▸ **What this task involves**
Below are records; give the number of their lines that contain "values", and only that number.

▸ **Provided records**
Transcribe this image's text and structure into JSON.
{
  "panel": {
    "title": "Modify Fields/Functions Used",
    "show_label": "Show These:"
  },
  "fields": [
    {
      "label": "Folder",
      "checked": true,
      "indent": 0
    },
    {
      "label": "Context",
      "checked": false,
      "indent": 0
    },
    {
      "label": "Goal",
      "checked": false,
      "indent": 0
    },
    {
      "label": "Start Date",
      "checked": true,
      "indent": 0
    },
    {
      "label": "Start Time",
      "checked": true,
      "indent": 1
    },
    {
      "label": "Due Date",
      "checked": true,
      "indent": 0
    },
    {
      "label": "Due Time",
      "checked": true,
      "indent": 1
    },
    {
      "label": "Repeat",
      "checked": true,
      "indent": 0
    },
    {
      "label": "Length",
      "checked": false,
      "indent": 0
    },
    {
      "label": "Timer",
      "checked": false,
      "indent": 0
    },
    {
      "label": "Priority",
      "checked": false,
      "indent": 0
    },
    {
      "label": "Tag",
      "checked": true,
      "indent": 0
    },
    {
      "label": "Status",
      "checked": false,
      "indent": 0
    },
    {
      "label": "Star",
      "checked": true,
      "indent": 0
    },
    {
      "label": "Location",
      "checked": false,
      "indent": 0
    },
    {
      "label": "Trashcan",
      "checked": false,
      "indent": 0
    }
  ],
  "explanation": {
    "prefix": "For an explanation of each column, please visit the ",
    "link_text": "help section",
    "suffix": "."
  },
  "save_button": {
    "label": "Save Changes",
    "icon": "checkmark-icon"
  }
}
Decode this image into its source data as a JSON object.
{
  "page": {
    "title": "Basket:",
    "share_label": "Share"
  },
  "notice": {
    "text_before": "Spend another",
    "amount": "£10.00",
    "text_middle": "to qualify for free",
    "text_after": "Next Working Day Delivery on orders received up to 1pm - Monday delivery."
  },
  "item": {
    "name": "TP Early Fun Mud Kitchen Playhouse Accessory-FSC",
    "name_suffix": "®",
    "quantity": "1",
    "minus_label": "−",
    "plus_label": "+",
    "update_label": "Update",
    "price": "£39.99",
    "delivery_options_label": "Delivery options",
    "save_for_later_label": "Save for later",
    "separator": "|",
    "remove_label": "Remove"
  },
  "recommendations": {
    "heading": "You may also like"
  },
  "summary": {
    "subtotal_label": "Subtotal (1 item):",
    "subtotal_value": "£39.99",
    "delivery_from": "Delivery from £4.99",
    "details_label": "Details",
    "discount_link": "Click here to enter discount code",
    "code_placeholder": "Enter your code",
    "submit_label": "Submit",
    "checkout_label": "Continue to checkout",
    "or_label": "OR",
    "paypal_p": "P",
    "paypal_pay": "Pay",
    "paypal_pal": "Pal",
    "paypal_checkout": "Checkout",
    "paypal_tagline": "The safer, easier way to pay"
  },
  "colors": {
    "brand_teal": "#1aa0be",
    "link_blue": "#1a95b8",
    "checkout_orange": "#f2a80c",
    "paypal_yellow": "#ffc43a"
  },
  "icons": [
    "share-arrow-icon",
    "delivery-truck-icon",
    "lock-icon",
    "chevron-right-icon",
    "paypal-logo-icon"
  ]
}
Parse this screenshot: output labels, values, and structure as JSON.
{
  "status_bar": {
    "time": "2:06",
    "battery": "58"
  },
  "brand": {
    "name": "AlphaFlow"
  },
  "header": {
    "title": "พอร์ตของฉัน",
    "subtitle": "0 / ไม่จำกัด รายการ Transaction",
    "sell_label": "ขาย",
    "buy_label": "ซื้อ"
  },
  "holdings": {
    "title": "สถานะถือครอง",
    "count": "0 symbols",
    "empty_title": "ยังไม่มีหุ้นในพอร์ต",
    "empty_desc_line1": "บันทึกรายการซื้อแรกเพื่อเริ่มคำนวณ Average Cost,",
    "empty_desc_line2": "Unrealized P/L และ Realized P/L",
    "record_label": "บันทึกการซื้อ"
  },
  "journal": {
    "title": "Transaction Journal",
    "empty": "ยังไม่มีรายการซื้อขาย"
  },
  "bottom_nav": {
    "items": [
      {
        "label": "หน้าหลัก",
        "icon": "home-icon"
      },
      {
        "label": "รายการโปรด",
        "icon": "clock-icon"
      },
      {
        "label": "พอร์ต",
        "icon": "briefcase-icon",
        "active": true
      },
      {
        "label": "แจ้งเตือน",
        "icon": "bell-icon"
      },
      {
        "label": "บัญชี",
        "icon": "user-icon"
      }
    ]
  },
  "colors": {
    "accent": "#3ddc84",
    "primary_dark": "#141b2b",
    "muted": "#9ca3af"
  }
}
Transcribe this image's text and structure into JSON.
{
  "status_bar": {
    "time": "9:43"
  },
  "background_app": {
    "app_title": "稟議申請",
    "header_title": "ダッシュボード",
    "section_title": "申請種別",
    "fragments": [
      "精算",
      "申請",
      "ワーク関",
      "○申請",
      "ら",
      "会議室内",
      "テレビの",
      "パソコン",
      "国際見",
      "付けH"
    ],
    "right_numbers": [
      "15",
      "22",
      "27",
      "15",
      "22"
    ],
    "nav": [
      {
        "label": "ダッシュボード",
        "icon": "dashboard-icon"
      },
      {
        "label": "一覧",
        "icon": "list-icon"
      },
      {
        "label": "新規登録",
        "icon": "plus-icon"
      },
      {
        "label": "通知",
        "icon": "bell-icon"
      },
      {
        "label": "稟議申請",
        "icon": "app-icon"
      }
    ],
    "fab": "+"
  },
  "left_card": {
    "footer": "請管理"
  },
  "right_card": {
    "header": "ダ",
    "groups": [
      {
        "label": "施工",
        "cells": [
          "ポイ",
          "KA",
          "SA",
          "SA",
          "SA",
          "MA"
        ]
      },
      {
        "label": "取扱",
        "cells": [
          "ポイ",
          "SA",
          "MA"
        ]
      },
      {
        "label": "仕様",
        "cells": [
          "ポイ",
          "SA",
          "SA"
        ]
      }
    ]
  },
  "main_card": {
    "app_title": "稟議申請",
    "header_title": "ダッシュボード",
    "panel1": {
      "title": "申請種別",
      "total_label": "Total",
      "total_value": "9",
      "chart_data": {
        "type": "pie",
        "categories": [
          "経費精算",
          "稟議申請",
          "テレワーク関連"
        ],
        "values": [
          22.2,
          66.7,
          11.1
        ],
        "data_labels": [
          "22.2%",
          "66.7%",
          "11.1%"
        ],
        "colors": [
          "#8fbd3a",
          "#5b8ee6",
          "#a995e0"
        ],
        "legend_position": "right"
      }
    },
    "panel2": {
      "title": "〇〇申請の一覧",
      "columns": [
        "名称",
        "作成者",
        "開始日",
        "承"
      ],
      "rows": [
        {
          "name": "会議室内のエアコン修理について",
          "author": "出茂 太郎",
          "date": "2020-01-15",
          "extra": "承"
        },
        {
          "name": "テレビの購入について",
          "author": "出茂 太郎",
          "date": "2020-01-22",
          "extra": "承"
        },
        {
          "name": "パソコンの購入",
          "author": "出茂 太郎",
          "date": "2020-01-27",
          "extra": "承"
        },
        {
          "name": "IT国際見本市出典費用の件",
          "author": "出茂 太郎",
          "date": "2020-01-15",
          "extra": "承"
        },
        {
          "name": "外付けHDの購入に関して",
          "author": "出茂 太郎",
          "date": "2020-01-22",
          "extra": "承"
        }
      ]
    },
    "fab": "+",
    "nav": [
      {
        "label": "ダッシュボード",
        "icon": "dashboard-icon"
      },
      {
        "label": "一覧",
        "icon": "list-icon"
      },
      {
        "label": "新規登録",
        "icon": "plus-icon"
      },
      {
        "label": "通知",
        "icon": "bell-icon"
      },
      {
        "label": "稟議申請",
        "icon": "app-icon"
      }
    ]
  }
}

▸ **Answer section**
2